> [EXERCISE PROMPT] Nothing in the data should change when you return it, but leave the pictures out.

/---

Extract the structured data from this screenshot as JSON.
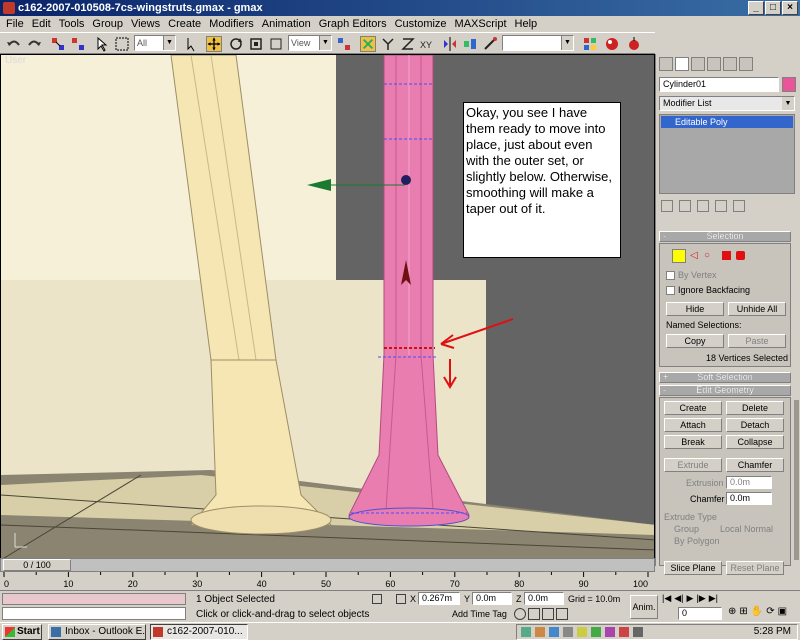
{
  "window": {
    "title": "c162-2007-010508-7cs-wingstruts.gmax - gmax"
  },
  "menu": [
    "File",
    "Edit",
    "Tools",
    "Group",
    "Views",
    "Create",
    "Modifiers",
    "Animation",
    "Graph Editors",
    "Customize",
    "MAXScript",
    "Help"
  ],
  "toolbar": {
    "selection_filter": "All",
    "reference_coord": "View",
    "named_selection": ""
  },
  "viewport": {
    "label": "User",
    "note": "Okay, you see I have them ready to move into place, just about even with the outer set, or slightly below. Otherwise, smoothing will make a taper out of it.",
    "colors": {
      "strut": "#f5e6b4",
      "pink_cylinder": "#e97db0",
      "background": "#646464",
      "arrow": "#e01010"
    }
  },
  "command_panel": {
    "object_name": "Cylinder01",
    "object_color": "#e8559a",
    "modifier_list": "Modifier List",
    "stack_item": "Editable Poly",
    "selection": {
      "title": "Selection",
      "by_vertex": "By Vertex",
      "ignore_backfacing": "Ignore Backfacing",
      "hide": "Hide",
      "unhide_all": "Unhide All",
      "named_selections": "Named Selections:",
      "copy": "Copy",
      "paste": "Paste",
      "status": "18 Vertices Selected"
    },
    "soft_selection": "Soft Selection",
    "edit_geometry": {
      "title": "Edit Geometry",
      "create": "Create",
      "delete": "Delete",
      "attach": "Attach",
      "detach": "Detach",
      "break": "Break",
      "collapse": "Collapse",
      "extrude": "Extrude",
      "chamfer": "Chamfer",
      "extrusion_label": "Extrusion",
      "extrusion_value": "0.0m",
      "chamfer_label": "Chamfer",
      "chamfer_value": "0.0m",
      "extrude_type": "Extrude Type",
      "group": "Group",
      "local_normal": "Local Normal",
      "by_polygon": "By Polygon",
      "slice_plane": "Slice Plane",
      "reset_plane": "Reset Plane"
    }
  },
  "timeline": {
    "slider": "0 / 100",
    "ticks": [
      "0",
      "10",
      "20",
      "30",
      "40",
      "50",
      "60",
      "70",
      "80",
      "90",
      "100"
    ]
  },
  "status": {
    "selected": "1 Object Selected",
    "prompt": "Click or click-and-drag to select objects",
    "x_label": "X",
    "x_value": "0.267m",
    "y_label": "Y",
    "y_value": "0.0m",
    "z_label": "Z",
    "z_value": "0.0m",
    "grid": "Grid = 10.0m",
    "add_time_tag": "Add Time Tag",
    "anim": "Anim.",
    "frame": "0"
  },
  "taskbar": {
    "start": "Start",
    "tasks": [
      "Inbox - Outlook E...",
      "c162-2007-010..."
    ],
    "clock": "5:28 PM"
  }
}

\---

> [RESPONSE BOX]
Extract the structured data from this screenshot as JSON.
{
  "window": {
    "title": "c162-2007-010508-7cs-wingstruts.gmax - gmax"
  },
  "menu": [
    "File",
    "Edit",
    "Tools",
    "Group",
    "Views",
    "Create",
    "Modifiers",
    "Animation",
    "Graph Editors",
    "Customize",
    "MAXScript",
    "Help"
  ],
  "toolbar": {
    "selection_filter": "All",
    "reference_coord": "View",
    "named_selection": ""
  },
  "viewport": {
    "label": "User",
    "note": "Okay, you see I have them ready to move into place, just about even with the outer set, or slightly below. Otherwise, smoothing will make a taper out of it.",
    "colors": {
      "strut": "#f5e6b4",
      "pink_cylinder": "#e97db0",
      "background": "#646464",
      "arrow": "#e01010"
    }
  },
  "command_panel": {
    "object_name": "Cylinder01",
    "object_color": "#e8559a",
    "modifier_list": "Modifier List",
    "stack_item": "Editable Poly",
    "selection": {
      "title": "Selection",
      "by_vertex": "By Vertex",
      "ignore_backfacing": "Ignore Backfacing",
      "hide": "Hide",
      "unhide_all": "Unhide All",
      "named_selections": "Named Selections:",
      "copy": "Copy",
      "paste": "Paste",
      "status": "18 Vertices Selected"
    },
    "soft_selection": "Soft Selection",
    "edit_geometry": {
      "title": "Edit Geometry",
      "create": "Create",
      "delete": "Delete",
      "attach": "Attach",
      "detach": "Detach",
      "break": "Break",
      "collapse": "Collapse",
      "extrude": "Extrude",
      "chamfer": "Chamfer",
      "extrusion_label": "Extrusion",
      "extrusion_value": "0.0m",
      "chamfer_label": "Chamfer",
      "chamfer_value": "0.0m",
      "extrude_type": "Extrude Type",
      "group": "Group",
      "local_normal": "Local Normal",
      "by_polygon": "By Polygon",
      "slice_plane": "Slice Plane",
      "reset_plane": "Reset Plane"
    }
  },
  "timeline": {
    "slider": "0 / 100",
    "ticks": [
      "0",
      "10",
      "20",
      "30",
      "40",
      "50",
      "60",
      "70",
      "80",
      "90",
      "100"
    ]
  },
  "status": {
    "selected": "1 Object Selected",
    "prompt": "Click or click-and-drag to select objects",
    "x_label": "X",
    "x_value": "0.267m",
    "y_label": "Y",
    "y_value": "0.0m",
    "z_label": "Z",
    "z_value": "0.0m",
    "grid": "Grid = 10.0m",
    "add_time_tag": "Add Time Tag",
    "anim": "Anim.",
    "frame": "0"
  },
  "taskbar": {
    "start": "Start",
    "tasks": [
      "Inbox - Outlook E...",
      "c162-2007-010..."
    ],
    "clock": "5:28 PM"
  }
}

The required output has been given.